--- ASSIGNMENT ---
Show, from the entries below, every line in which "JSON" appears.

★ ★ ★ ★

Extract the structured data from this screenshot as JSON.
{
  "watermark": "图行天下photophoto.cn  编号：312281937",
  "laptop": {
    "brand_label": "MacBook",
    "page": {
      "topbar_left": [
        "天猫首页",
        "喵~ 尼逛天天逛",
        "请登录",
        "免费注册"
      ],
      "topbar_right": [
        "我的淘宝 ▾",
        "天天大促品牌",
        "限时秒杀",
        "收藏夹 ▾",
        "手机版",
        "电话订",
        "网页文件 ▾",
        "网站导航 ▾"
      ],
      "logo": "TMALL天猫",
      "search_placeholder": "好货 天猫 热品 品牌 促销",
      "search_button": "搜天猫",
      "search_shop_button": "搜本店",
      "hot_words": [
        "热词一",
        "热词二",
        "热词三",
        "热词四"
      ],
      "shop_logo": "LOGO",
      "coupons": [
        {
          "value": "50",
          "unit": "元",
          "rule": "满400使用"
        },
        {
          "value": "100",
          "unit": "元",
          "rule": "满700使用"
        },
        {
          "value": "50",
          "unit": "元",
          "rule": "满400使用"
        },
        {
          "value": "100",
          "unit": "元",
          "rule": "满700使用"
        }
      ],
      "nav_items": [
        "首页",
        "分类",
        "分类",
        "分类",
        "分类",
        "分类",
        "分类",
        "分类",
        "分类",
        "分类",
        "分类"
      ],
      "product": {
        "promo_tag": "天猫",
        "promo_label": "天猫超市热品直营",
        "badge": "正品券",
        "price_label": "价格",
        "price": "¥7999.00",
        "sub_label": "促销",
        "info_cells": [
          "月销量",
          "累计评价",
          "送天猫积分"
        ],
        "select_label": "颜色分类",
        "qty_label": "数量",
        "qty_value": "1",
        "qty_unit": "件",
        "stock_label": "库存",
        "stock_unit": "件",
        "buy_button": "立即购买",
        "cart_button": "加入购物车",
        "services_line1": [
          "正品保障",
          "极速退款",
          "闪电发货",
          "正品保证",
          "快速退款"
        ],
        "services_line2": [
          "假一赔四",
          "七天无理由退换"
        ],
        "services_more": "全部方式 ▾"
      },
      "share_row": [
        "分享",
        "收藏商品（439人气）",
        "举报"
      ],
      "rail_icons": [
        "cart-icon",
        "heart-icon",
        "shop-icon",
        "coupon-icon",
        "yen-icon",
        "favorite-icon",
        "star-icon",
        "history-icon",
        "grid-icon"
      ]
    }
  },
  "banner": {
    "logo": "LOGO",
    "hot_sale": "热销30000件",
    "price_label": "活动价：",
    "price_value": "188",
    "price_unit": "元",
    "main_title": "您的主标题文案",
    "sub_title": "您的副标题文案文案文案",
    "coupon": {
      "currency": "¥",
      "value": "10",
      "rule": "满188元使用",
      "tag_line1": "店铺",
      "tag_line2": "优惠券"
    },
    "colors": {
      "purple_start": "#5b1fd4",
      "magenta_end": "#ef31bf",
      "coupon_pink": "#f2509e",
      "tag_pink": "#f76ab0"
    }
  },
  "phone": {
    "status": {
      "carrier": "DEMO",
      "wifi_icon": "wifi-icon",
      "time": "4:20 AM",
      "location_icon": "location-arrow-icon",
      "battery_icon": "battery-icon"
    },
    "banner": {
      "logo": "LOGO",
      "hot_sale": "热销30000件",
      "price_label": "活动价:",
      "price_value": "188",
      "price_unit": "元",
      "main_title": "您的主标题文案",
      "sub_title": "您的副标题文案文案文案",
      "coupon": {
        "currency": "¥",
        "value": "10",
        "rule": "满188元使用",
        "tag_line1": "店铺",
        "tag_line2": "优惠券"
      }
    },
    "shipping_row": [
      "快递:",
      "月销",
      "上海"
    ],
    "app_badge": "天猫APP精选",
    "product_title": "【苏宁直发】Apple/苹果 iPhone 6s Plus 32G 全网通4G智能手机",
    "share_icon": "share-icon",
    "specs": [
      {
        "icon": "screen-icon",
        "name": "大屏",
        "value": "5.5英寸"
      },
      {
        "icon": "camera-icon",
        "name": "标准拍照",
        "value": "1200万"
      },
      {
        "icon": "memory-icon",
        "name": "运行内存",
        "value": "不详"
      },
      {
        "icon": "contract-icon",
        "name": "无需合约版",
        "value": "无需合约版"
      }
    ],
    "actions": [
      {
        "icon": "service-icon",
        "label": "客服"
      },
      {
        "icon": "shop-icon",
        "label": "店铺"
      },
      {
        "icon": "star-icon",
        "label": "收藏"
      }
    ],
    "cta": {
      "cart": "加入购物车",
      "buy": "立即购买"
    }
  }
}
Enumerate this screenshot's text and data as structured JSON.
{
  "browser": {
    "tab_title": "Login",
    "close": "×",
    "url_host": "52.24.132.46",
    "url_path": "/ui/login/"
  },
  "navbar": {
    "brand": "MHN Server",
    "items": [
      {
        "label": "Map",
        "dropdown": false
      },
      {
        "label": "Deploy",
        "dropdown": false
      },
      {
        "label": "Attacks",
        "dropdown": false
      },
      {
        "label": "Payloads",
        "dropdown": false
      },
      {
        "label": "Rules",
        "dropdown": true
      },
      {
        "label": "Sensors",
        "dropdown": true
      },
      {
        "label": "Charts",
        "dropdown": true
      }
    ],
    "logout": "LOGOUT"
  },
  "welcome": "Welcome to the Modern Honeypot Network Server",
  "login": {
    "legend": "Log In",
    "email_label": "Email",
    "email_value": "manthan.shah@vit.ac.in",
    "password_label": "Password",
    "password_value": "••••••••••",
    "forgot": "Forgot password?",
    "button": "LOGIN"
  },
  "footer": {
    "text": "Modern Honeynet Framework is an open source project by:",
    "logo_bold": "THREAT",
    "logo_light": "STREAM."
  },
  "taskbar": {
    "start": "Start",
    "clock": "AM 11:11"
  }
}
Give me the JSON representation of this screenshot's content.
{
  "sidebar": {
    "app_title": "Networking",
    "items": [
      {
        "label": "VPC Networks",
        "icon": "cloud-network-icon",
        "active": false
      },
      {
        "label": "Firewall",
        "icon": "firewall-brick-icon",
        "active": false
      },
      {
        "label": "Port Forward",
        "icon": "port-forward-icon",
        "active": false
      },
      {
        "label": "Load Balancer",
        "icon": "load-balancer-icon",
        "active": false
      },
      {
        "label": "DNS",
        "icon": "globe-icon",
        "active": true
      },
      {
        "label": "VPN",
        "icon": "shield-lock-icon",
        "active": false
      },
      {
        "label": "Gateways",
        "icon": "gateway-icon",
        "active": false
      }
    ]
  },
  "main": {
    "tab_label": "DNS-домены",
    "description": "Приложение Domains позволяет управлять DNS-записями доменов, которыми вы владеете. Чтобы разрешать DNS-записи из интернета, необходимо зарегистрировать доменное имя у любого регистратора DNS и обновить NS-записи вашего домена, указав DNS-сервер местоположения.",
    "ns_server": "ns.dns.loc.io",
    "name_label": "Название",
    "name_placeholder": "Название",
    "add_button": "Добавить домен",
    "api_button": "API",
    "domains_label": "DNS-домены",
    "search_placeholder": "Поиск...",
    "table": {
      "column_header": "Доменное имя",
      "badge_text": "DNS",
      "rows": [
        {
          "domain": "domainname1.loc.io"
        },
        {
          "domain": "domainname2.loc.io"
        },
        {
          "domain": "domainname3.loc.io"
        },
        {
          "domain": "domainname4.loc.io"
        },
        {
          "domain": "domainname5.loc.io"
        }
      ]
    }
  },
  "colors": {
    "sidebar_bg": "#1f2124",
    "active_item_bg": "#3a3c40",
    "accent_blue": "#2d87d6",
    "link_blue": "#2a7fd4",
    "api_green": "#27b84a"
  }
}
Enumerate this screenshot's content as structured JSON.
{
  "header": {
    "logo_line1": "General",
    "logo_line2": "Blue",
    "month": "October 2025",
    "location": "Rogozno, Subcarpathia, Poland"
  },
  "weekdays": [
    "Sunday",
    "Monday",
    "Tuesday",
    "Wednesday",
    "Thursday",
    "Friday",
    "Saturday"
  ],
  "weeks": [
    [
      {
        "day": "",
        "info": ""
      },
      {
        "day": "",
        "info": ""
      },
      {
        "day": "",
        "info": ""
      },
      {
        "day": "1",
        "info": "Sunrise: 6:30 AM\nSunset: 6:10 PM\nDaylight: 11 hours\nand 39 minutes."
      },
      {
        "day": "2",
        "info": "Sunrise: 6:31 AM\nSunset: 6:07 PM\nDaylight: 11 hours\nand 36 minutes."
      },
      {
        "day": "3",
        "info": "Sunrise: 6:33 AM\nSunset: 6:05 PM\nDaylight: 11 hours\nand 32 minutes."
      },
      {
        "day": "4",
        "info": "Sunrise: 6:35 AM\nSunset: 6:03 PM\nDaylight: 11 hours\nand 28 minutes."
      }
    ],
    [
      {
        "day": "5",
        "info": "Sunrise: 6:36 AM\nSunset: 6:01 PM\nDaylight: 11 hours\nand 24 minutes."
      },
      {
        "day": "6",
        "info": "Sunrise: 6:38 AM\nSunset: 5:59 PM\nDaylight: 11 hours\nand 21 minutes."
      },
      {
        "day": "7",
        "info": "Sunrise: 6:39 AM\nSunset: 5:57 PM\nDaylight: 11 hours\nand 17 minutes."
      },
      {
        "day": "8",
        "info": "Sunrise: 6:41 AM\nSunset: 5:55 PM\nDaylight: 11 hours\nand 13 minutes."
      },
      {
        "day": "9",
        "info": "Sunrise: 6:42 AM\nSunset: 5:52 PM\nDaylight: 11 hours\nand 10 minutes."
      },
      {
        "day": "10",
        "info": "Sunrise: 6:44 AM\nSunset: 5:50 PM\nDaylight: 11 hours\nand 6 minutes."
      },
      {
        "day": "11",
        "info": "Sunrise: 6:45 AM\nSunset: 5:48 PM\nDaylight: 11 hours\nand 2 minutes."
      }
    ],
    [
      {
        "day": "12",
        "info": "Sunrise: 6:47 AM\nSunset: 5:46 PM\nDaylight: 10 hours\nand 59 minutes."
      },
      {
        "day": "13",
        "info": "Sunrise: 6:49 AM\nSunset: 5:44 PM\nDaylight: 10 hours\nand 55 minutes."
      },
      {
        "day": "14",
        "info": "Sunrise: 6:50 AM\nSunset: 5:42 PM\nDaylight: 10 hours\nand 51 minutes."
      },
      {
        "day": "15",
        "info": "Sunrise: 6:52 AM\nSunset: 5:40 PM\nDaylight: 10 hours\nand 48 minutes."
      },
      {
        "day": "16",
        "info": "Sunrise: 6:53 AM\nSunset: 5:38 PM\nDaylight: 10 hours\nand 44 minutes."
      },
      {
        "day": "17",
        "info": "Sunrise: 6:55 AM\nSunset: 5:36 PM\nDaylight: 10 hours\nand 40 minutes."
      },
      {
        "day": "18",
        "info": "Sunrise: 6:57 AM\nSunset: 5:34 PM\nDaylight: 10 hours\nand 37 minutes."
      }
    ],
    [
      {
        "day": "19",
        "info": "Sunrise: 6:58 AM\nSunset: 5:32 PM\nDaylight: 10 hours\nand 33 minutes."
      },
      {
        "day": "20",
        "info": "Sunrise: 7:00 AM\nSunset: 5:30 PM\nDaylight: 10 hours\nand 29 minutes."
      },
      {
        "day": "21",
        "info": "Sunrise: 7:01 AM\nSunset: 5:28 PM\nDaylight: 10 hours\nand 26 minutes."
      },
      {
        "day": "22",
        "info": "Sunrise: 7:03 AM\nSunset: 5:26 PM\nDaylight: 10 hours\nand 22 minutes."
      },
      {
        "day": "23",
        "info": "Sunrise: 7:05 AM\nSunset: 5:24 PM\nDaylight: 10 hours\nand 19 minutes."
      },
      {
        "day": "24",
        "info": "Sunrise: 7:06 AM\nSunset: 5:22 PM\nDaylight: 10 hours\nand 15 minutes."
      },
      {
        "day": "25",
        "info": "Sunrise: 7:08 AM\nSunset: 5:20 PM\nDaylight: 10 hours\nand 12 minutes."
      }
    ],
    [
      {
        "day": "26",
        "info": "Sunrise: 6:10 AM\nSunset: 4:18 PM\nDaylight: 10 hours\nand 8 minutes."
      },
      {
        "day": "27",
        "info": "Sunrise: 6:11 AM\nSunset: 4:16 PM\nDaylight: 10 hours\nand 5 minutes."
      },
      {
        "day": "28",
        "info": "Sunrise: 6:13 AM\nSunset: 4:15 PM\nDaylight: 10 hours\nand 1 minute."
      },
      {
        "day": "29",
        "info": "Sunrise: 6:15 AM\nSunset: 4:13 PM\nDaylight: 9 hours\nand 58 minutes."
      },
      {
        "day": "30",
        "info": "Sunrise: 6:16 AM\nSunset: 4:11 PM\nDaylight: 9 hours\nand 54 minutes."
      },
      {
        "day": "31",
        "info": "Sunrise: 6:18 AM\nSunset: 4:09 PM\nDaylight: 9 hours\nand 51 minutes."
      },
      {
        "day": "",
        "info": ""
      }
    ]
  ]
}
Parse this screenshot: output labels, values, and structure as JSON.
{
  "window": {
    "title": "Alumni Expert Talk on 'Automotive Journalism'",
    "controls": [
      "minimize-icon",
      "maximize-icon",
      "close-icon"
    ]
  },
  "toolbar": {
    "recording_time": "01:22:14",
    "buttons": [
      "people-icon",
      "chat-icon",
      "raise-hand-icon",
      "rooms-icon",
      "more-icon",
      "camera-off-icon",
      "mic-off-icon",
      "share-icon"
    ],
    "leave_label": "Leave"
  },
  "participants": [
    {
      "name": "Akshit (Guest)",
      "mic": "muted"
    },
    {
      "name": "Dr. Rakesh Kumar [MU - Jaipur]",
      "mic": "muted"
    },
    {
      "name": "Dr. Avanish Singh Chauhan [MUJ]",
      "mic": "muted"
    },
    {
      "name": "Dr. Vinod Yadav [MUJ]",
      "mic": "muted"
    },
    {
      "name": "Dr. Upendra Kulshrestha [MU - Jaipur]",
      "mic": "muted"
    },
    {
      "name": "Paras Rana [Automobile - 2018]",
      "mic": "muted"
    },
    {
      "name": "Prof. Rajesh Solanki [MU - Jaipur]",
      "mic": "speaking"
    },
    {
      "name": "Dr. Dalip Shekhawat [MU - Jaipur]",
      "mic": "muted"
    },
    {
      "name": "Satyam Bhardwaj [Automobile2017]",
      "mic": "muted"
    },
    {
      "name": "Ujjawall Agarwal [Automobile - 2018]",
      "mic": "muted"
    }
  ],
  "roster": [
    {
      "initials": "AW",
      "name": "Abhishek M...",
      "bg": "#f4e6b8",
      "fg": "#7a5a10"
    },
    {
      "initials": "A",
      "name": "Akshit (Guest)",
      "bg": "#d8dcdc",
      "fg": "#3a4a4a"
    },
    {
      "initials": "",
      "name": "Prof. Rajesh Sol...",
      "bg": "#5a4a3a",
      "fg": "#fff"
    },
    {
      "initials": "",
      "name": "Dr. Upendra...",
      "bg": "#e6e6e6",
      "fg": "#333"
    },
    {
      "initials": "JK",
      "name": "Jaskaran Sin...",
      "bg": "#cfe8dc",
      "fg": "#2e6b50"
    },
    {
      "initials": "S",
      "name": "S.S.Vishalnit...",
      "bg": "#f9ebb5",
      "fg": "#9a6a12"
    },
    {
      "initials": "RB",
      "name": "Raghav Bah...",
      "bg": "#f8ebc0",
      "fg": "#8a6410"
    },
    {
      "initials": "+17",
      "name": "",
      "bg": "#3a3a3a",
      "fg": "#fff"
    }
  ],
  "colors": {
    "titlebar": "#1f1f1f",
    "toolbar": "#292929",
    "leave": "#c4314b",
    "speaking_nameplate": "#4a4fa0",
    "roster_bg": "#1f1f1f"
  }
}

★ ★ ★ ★

--- SOLUTION TO THE PROBLEM ---
Extract the structured data from this screenshot as JSON.
Enumerate this screenshot's text and data as structured JSON.
Give me the JSON representation of this screenshot's content.
Enumerate this screenshot's content as structured JSON.
Parse this screenshot: output labels, values, and structure as JSON.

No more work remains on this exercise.